Among the lines below, list those containing the string "Ignore".

══ Given entries ══

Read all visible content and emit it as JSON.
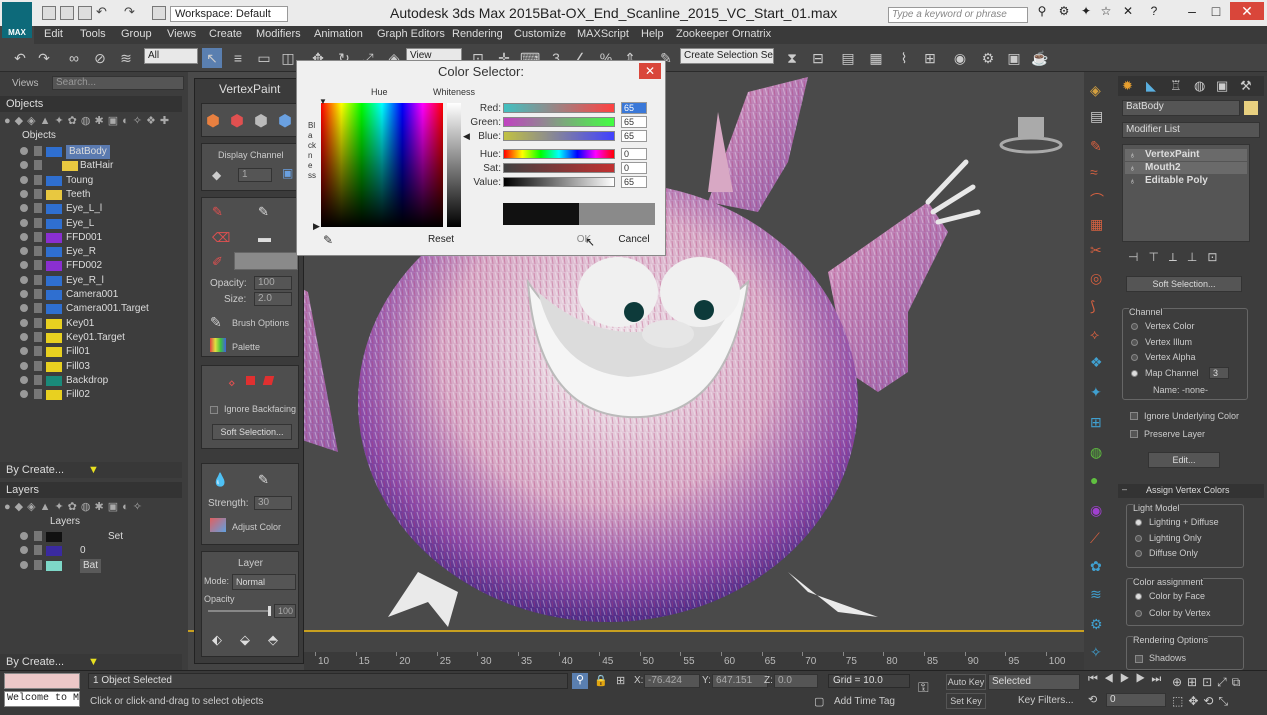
{
  "titlebar": {
    "app_title": "Autodesk 3ds Max 2015",
    "file_title": "Bat-OX_End_Scanline_2015_VC_Start_01.max",
    "logo_text": "MAX",
    "workspace": "Workspace: Default",
    "search_placeholder": "Type a keyword or phrase"
  },
  "menubar": [
    "Edit",
    "Tools",
    "Group",
    "Views",
    "Create",
    "Modifiers",
    "Animation",
    "Graph Editors",
    "Rendering",
    "Customize",
    "MAXScript",
    "Help",
    "Zookeeper",
    "Ornatrix"
  ],
  "toolbar": {
    "filter_select": "All",
    "view_select": "View",
    "selection_set": "Create Selection Se"
  },
  "scene_explorer": {
    "views_label": "Views",
    "search_placeholder": "Search...",
    "objects_tab": "Objects",
    "root": "Objects",
    "items": [
      {
        "label": "BatBody",
        "color": "#2f6fd0",
        "selected": true
      },
      {
        "label": "BatHair",
        "color": "#e8c840",
        "selected": false
      },
      {
        "label": "Toung",
        "color": "#2f6fd0",
        "selected": false
      },
      {
        "label": "Teeth",
        "color": "#e8c840",
        "selected": false
      },
      {
        "label": "Eye_L_l",
        "color": "#2f6fd0",
        "selected": false
      },
      {
        "label": "Eye_L",
        "color": "#2f6fd0",
        "selected": false
      },
      {
        "label": "FFD001",
        "color": "#8a2fd0",
        "selected": false
      },
      {
        "label": "Eye_R",
        "color": "#2f6fd0",
        "selected": false
      },
      {
        "label": "FFD002",
        "color": "#8a2fd0",
        "selected": false
      },
      {
        "label": "Eye_R_l",
        "color": "#2f6fd0",
        "selected": false
      },
      {
        "label": "Camera001",
        "color": "#2f6fd0",
        "selected": false
      },
      {
        "label": "Camera001.Target",
        "color": "#2f6fd0",
        "selected": false
      },
      {
        "label": "Key01",
        "color": "#e8d020",
        "selected": false
      },
      {
        "label": "Key01.Target",
        "color": "#e8d020",
        "selected": false
      },
      {
        "label": "Fill01",
        "color": "#e8d020",
        "selected": false
      },
      {
        "label": "Fill03",
        "color": "#e8d020",
        "selected": false
      },
      {
        "label": "Backdrop",
        "color": "#1a8a7a",
        "selected": false
      },
      {
        "label": "Fill02",
        "color": "#e8d020",
        "selected": false
      }
    ],
    "by_create": "By Create...",
    "layers_title": "Layers",
    "layers_root": "Layers",
    "layers": [
      {
        "label": "Set",
        "color": "#111111"
      },
      {
        "label": "0",
        "color": "#3a2aa0"
      },
      {
        "label": "Bat",
        "color": "#7ed8c8"
      }
    ],
    "by_create_2": "By Create..."
  },
  "vertexpaint": {
    "title": "VertexPaint",
    "display_channel": "Display Channel",
    "channel_value": "1",
    "opacity_label": "Opacity:",
    "opacity_value": "100",
    "size_label": "Size:",
    "size_value": "2.0",
    "brush_options": "Brush Options",
    "palette": "Palette",
    "ignore_backfacing": "Ignore Backfacing",
    "soft_selection": "Soft Selection...",
    "strength_label": "Strength:",
    "strength_value": "30",
    "adjust_color": "Adjust Color",
    "layer_title": "Layer",
    "mode_label": "Mode:",
    "mode_value": "Normal",
    "layer_opacity_label": "Opacity",
    "layer_opacity_value": "100"
  },
  "color_selector": {
    "title": "Color Selector:",
    "hue_label": "Hue",
    "whiteness_label": "Whiteness",
    "blackness_label": "Blackness",
    "red_label": "Red:",
    "green_label": "Green:",
    "blue_label": "Blue:",
    "hue2_label": "Hue:",
    "sat_label": "Sat:",
    "value_label": "Value:",
    "red": "65",
    "green": "65",
    "blue": "65",
    "hue": "0",
    "sat": "0",
    "value": "65",
    "reset": "Reset",
    "ok": "OK",
    "cancel": "Cancel",
    "old_color": "#111111",
    "new_color": "#8a8a8a"
  },
  "modify_panel": {
    "object_name": "BatBody",
    "object_color": "#e8d080",
    "modifier_list": "Modifier List",
    "stack": [
      "VertexPaint",
      "Mouth2",
      "Editable Poly"
    ],
    "soft_selection_btn": "Soft Selection...",
    "channel_title": "Channel",
    "channels": [
      {
        "label": "Vertex Color",
        "on": false
      },
      {
        "label": "Vertex Illum",
        "on": false
      },
      {
        "label": "Vertex Alpha",
        "on": false
      },
      {
        "label": "Map Channel",
        "on": true
      }
    ],
    "map_channel_value": "3",
    "name_label": "Name: -none-",
    "ignore_underlying": "Ignore Underlying Color",
    "preserve_layer": "Preserve Layer",
    "edit_btn": "Edit...",
    "assign_title": "Assign Vertex Colors",
    "light_model_title": "Light Model",
    "light_models": [
      {
        "label": "Lighting + Diffuse",
        "on": true
      },
      {
        "label": "Lighting Only",
        "on": false
      },
      {
        "label": "Diffuse Only",
        "on": false
      }
    ],
    "color_assign_title": "Color assignment",
    "color_assign": [
      {
        "label": "Color by Face",
        "on": true
      },
      {
        "label": "Color by Vertex",
        "on": false
      }
    ],
    "render_opts_title": "Rendering Options",
    "shadows": "Shadows"
  },
  "timeline": {
    "ticks": [
      "10",
      "15",
      "20",
      "25",
      "30",
      "35",
      "40",
      "45",
      "50",
      "55",
      "60",
      "65",
      "70",
      "75",
      "80",
      "85",
      "90",
      "95",
      "100"
    ]
  },
  "status": {
    "maxscript": "Welcome to M",
    "selected_count": "1 Object Selected",
    "prompt": "Click or click-and-drag to select objects",
    "x_label": "X:",
    "x_value": "-76.424",
    "y_label": "Y:",
    "y_value": "647.151",
    "z_label": "Z:",
    "z_value": "0.0",
    "grid": "Grid = 10.0",
    "add_time_tag": "Add Time Tag",
    "auto_key": "Auto Key",
    "auto_key_value": "Selected",
    "set_key": "Set Key",
    "key_filters": "Key Filters...",
    "frame": "0"
  }
}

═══

*Exercise response*.
    "ignore_backfacing": "Ignore Backfacing",
    "ignore_underlying": "Ignore Underlying Color",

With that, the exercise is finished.